January – the time for resolutions; for change; for breaking new ground – whether it’s giving up booze or giving up the job that’s not giving you the fulfilment you crave. If the festive season has been one of reflection for you, a period of assessing what’s important and whether you’re getting what you want out of your chosen position, January is the time to start afresh.

Indeed, January is heralded as the most popular month to change jobs, with around one in five doing so at this time of the year. Why? Going back to work in a job you don’t like after a joyful Christmas break and all the turkey trimmings – albeit with a side helping of arguments over Charades – is compounded by the dreary days of January. There’s a reason we call them the ‘January Blues’.

It could be that you haven’t found the right level of job satisfaction, or your decision to move could be based purely on the facts and figures – salary, perks, benefits, etc. We all have different motivations and there is no one-size-fits-all approach to finding that ‘dream job’ but ironing out exactly what you want from a new job is the best place to start.

The good news is that there is now a myriad of resources available to help anyone in their job search. From a simple search on Google to more refined online job boards and other job search engine sites such as Reed and Indeed, applying for many jobs can be as simple as clicking a button. Much of the work can be done from your smartphone.

If you have identified a particular company (or companies) that you are interested in working for, many advertise open positions on their ‘careers’ website pages, and a multitude of networking sites like LinkedIn also carrying advanced job search capabilities. If your chosen career is a little more specialised or niche, there will invariably be a recruitment agency that is dedicated to filling positions in that space. So do your research and don’t be afraid to pick up the phone to speak to a recruitment expert in your chosen field – they will have sight of the top positions that are out there in the market and will help guide you through the interview process. The great thing about enlisting the help of a recruitment consultant is that it won’t cost you anything; they take commission from the employer, and never the candidates, if they’re successful in making a placement.

To stand out from the crowd, make sure that you take the time to amend your CV for each application and write targeted covering letters that highlight the experience that makes you suitable for each role. If there’s one thing that hiring managers hate, it’s ‘generic’ applications to roles, so pinpoint the triumphs of your career that are relevant. And this isn’t the time to be modest; you need to shout about your accomplishments and how they have benefitted the companies you have worked for in the past. If you can provide an employer with tangible examples of how you could help their organisation, you will put yourself forward as an exceptional candidate.

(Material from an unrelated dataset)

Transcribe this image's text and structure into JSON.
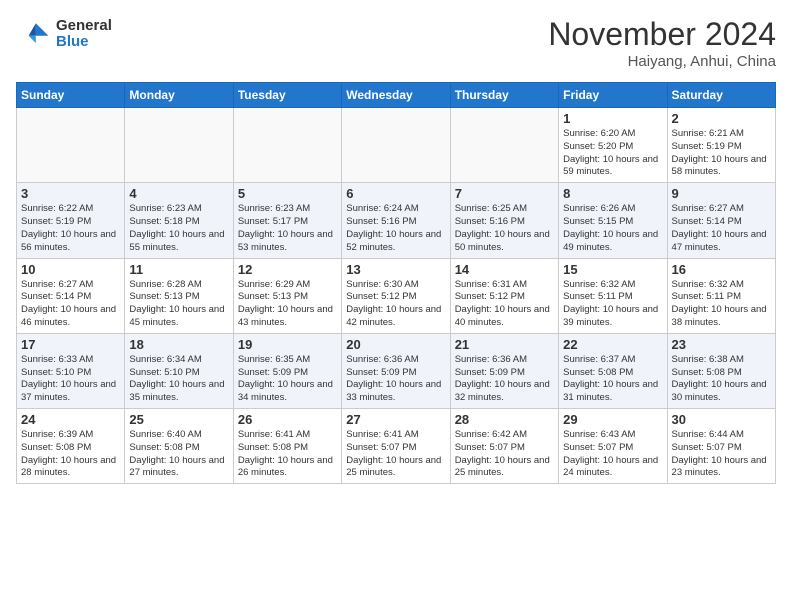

Lastly, fail to prepare and you should be prepared to fail; the interview process is where you get to shine and research into the company you’re applying to is crucial. Interviewers want to speak to candidates who are engaged with their organisation, can list the company’s values, have delved into its back catalogue of blog articles and can rattle off the senior leadership team and their successes. Read up on trends in the sector, come armed with recent news stories on developments across the industry and demonstrate your passion for the area , backed up by insights from your own expertise. Questions – your questions – are also a key clincher in any interview and these can very deliberately strategic in helping convince the interviewer that you are the right person for the job. For example, ‘What would be expected of me in this position?’ sets it in the mind of the interviewer that you would succeed in the role, while, ‘Do you have any immediate concerns about employing me?’ allows you to instantly allay anything that arises.

On the flipside, avoid asking about the salary and benefits too early in the process. Negotiation can wait until they’ve fallen in love with you!